ASSIGNED TASK
Search the material for the word "JSON" and copy each line that holds it.

==========

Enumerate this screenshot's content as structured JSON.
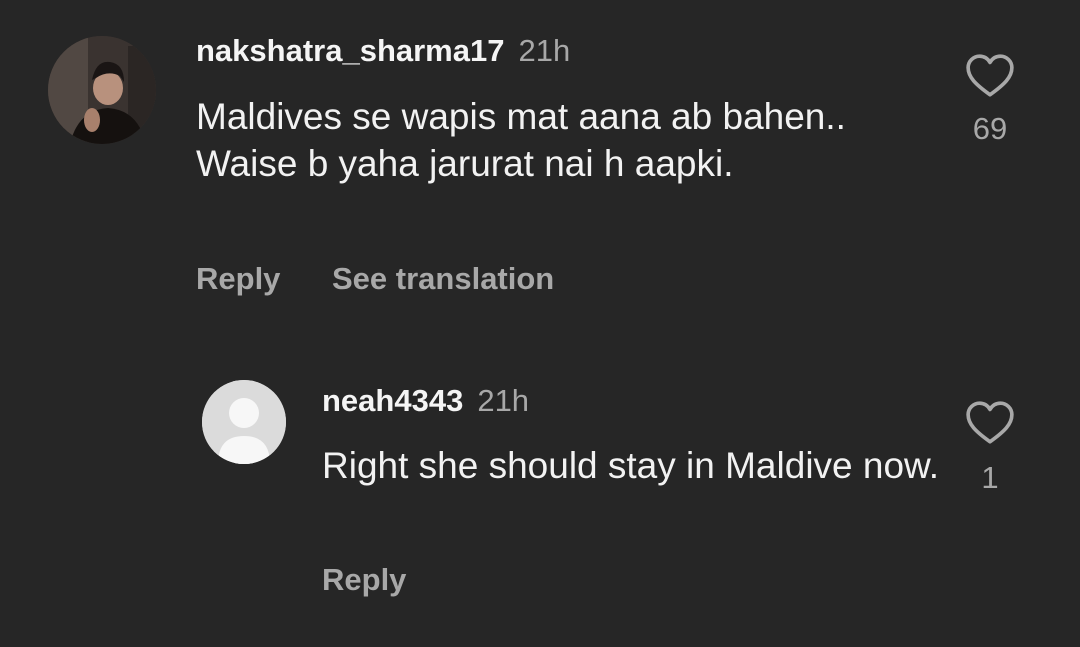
{
  "comments": [
    {
      "username": "nakshatra_sharma17",
      "time": "21h",
      "text": "Maldives se wapis mat aana ab bahen.. Waise b yaha jarurat nai h aapki.",
      "actions": {
        "reply": "Reply",
        "translate": "See translation"
      },
      "likes": "69",
      "avatar": "user-photo"
    },
    {
      "username": "neah4343",
      "time": "21h",
      "text": "Right she should stay in Maldive now.",
      "actions": {
        "reply": "Reply"
      },
      "likes": "1",
      "avatar": "default-avatar"
    }
  ],
  "icons": {
    "like": "heart-outline-icon"
  },
  "colors": {
    "background": "#262626",
    "text": "#f2f2f2",
    "muted": "#a8a8a8"
  }
}
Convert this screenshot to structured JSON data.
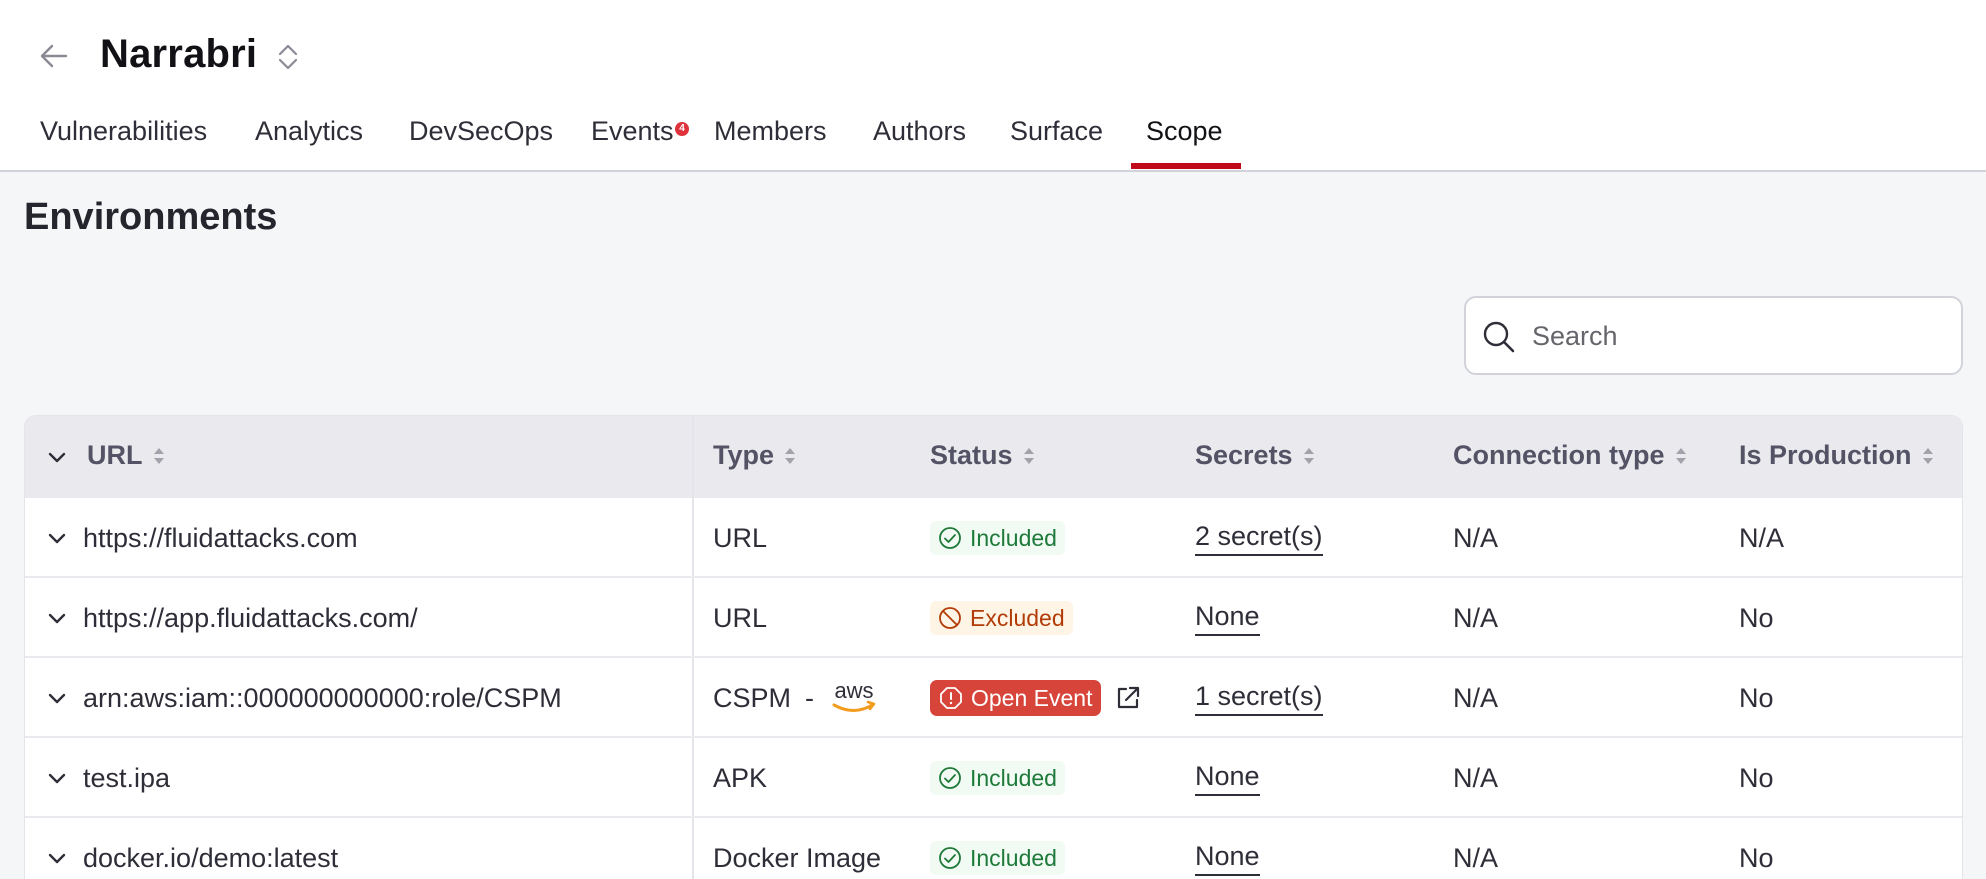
{
  "header": {
    "title": "Narrabri"
  },
  "tabs": [
    {
      "label": "Vulnerabilities"
    },
    {
      "label": "Analytics"
    },
    {
      "label": "DevSecOps"
    },
    {
      "label": "Events",
      "badge": "4"
    },
    {
      "label": "Members"
    },
    {
      "label": "Authors"
    },
    {
      "label": "Surface"
    },
    {
      "label": "Scope",
      "active": true
    }
  ],
  "section": {
    "heading": "Environments"
  },
  "search": {
    "placeholder": "Search"
  },
  "table": {
    "columns": [
      "URL",
      "Type",
      "Status",
      "Secrets",
      "Connection type",
      "Is Production"
    ],
    "rows": [
      {
        "url": "https://fluidattacks.com",
        "type": "URL",
        "status": "Included",
        "secrets": "2 secret(s)",
        "connection_type": "N/A",
        "is_production": "N/A"
      },
      {
        "url": "https://app.fluidattacks.com/",
        "type": "URL",
        "status": "Excluded",
        "secrets": "None",
        "connection_type": "N/A",
        "is_production": "No"
      },
      {
        "url": "arn:aws:iam::000000000000:role/CSPM",
        "type": "CSPM",
        "type_separator": "-",
        "type_logo": "aws",
        "status": "Open Event",
        "secrets": "1 secret(s)",
        "connection_type": "N/A",
        "is_production": "No"
      },
      {
        "url": "test.ipa",
        "type": "APK",
        "status": "Included",
        "secrets": "None",
        "connection_type": "N/A",
        "is_production": "No"
      },
      {
        "url": "docker.io/demo:latest",
        "type": "Docker Image",
        "status": "Included",
        "secrets": "None",
        "connection_type": "N/A",
        "is_production": "No"
      }
    ]
  },
  "colors": {
    "accent": "#bf0b1a",
    "included": "#1f7a3a",
    "excluded": "#b23c07",
    "event": "#d7443a",
    "aws": "#f39c1e"
  }
}
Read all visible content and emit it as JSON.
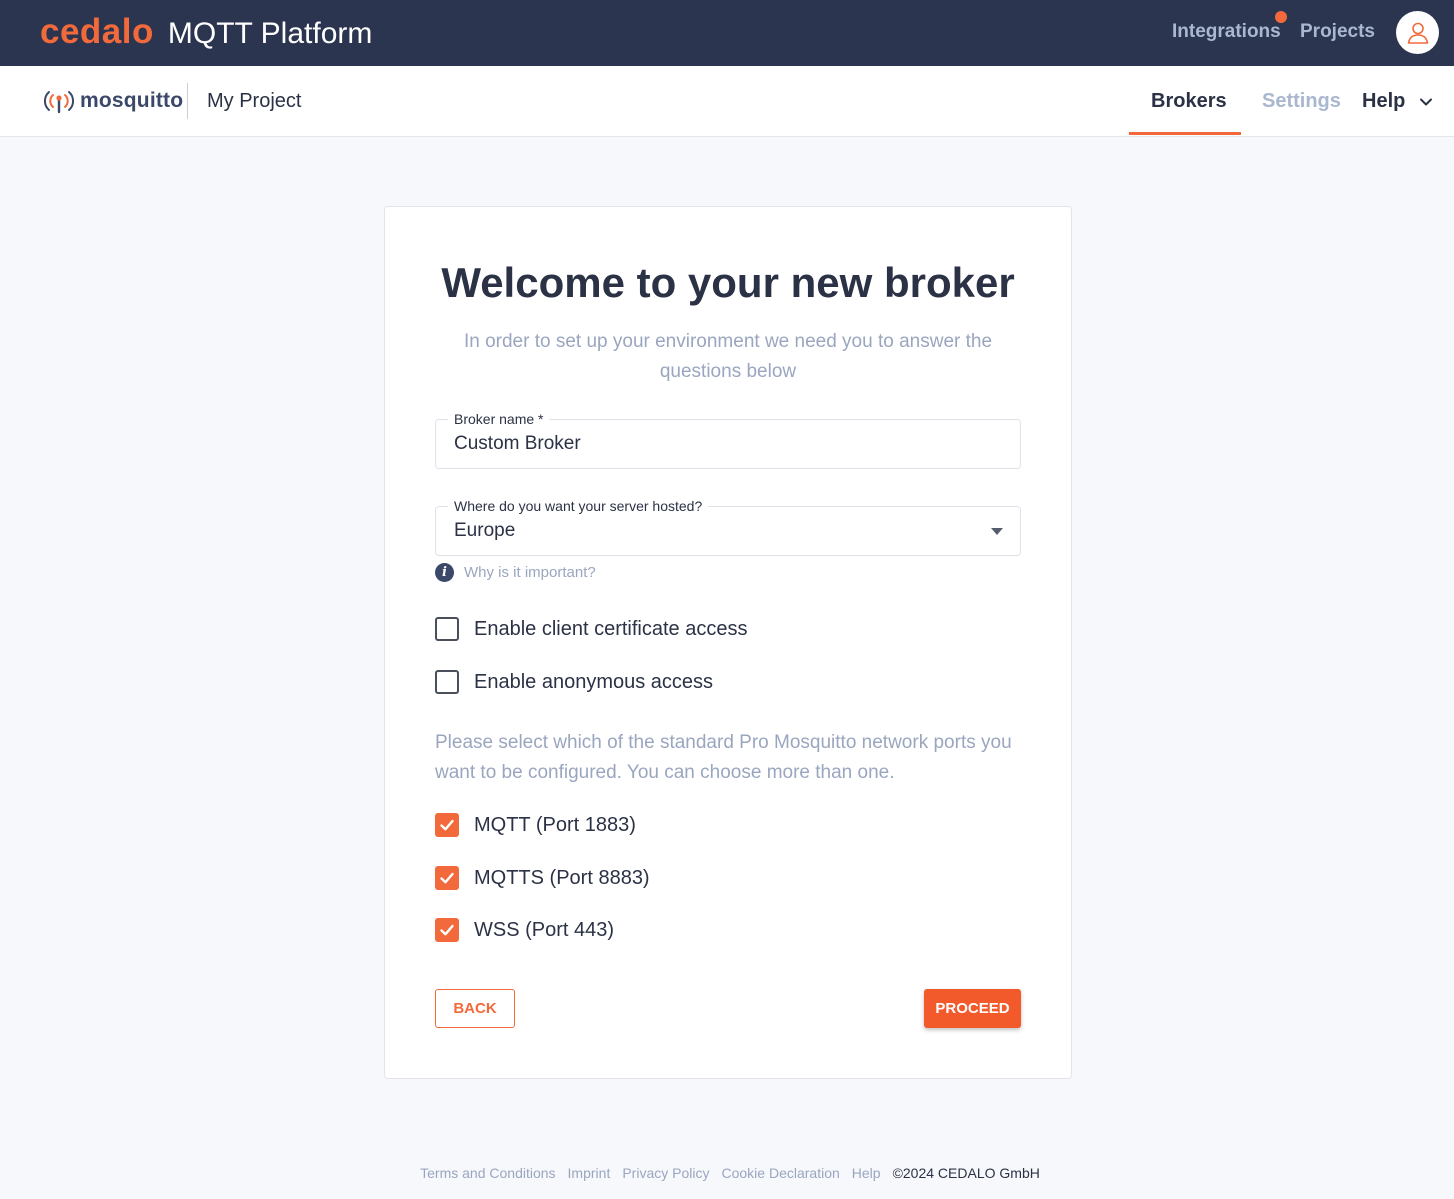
{
  "header": {
    "brand_logo": "cedalo",
    "app_title": "MQTT Platform",
    "integrations_label": "Integrations",
    "projects_label": "Projects",
    "avatar_icon": "user-icon",
    "accent_color": "#f26a3b"
  },
  "subnav": {
    "product_logo": "mosquitto",
    "project_name": "My Project",
    "tabs": [
      {
        "label": "Brokers",
        "active": true
      },
      {
        "label": "Settings",
        "active": false
      },
      {
        "label": "Help",
        "active": false
      }
    ]
  },
  "card": {
    "title": "Welcome to your new broker",
    "subtitle": "In order to set up your environment we need you to answer the questions below",
    "broker_name": {
      "label": "Broker name *",
      "value": "Custom Broker"
    },
    "region": {
      "label": "Where do you want your server hosted?",
      "value": "Europe"
    },
    "hint_text": "Why is it important?",
    "options": [
      {
        "label": "Enable client certificate access",
        "checked": false
      },
      {
        "label": "Enable anonymous access",
        "checked": false
      }
    ],
    "ports_text": "Please select which of the standard Pro Mosquitto network ports you want to be configured. You can choose more than one.",
    "ports": [
      {
        "label": "MQTT (Port 1883)",
        "checked": true
      },
      {
        "label": "MQTTS (Port 8883)",
        "checked": true
      },
      {
        "label": "WSS (Port 443)",
        "checked": true
      }
    ],
    "back_label": "BACK",
    "proceed_label": "PROCEED"
  },
  "footer": {
    "links": [
      "Terms and Conditions",
      "Imprint",
      "Privacy Policy",
      "Cookie Declaration",
      "Help"
    ],
    "copyright": "©2024 CEDALO GmbH"
  }
}
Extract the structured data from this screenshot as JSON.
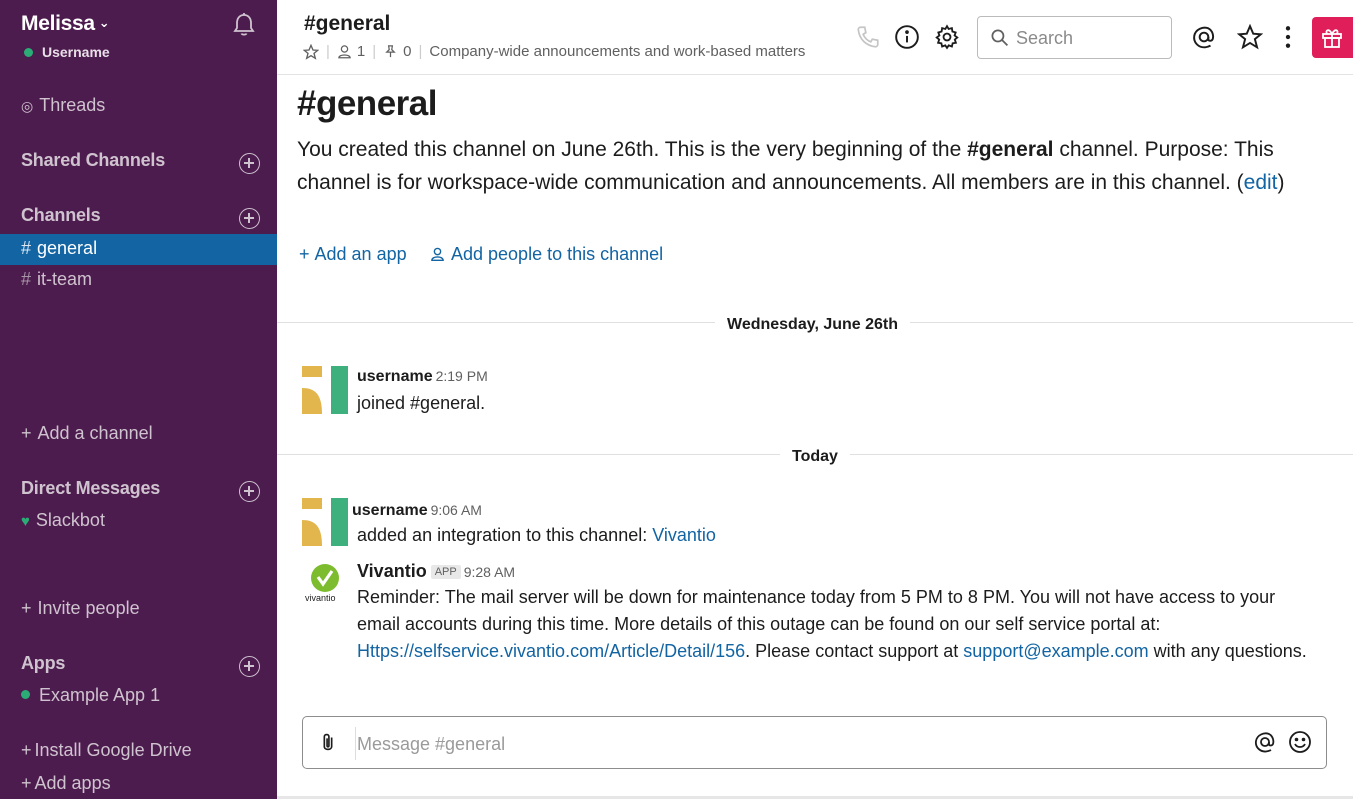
{
  "workspace": {
    "name": "Melissa",
    "user": "Username"
  },
  "sidebar": {
    "threads": "Threads",
    "shared_channels": "Shared Channels",
    "channels_heading": "Channels",
    "channels": [
      {
        "label": "general",
        "active": true
      },
      {
        "label": "it-team",
        "active": false
      }
    ],
    "add_channel": "Add a channel",
    "dm_heading": "Direct Messages",
    "dms": [
      {
        "label": "Slackbot"
      }
    ],
    "invite_people": "Invite people",
    "apps_heading": "Apps",
    "apps": [
      {
        "label": "Example App 1"
      }
    ],
    "install_google_drive": "Install Google Drive",
    "add_apps": "Add apps"
  },
  "header": {
    "title": "#general",
    "members_count": "1",
    "pins_count": "0",
    "topic": "Company-wide announcements and work-based matters",
    "search_placeholder": "Search"
  },
  "intro": {
    "title": "#general",
    "text_part1": "You created this channel on June 26th. This is the very beginning of the ",
    "channel_bold": "#general",
    "text_part2": " channel. Purpose: This channel is for workspace-wide communication and announcements. All members are in this channel. (",
    "edit_link": "edit",
    "text_part3": ")",
    "add_app": "Add an app",
    "add_people": "Add people to this channel"
  },
  "dividers": {
    "first": "Wednesday, June 26th",
    "second": "Today"
  },
  "messages": [
    {
      "author": "username",
      "time": "2:19 PM",
      "text": "joined #general."
    },
    {
      "author": "username",
      "time": "9:06 AM",
      "text": "added an integration to this channel: ",
      "link": "Vivantio"
    },
    {
      "author": "Vivantio",
      "badge": "APP",
      "time": "9:28 AM",
      "logo_text": "vivantio",
      "text_part1": "Reminder: The mail server will be down for maintenance today from 5 PM to 8 PM. You will not have access to your email accounts during this time. More details of this outage can be found on our self service portal at: ",
      "url": "Https://selfservice.vivantio.com/Article/Detail/156",
      "text_part2": ". Please contact support at ",
      "email": "support@example.com",
      "text_part3": " with any questions."
    }
  ],
  "composer": {
    "placeholder": "Message #general"
  },
  "colors": {
    "sidebar_bg": "#4d1c4e",
    "active_item": "#1264a3",
    "link": "#1264a3",
    "presence": "#2bac76",
    "gift": "#e01e5a"
  }
}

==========

OUTPUT BELOW
Enumerate this screenshot's content as structured JSON.
Convert this screenshot to structured JSON data.
Read all visible content and emit it as JSON.
Extract the structured data from this screenshot as JSON.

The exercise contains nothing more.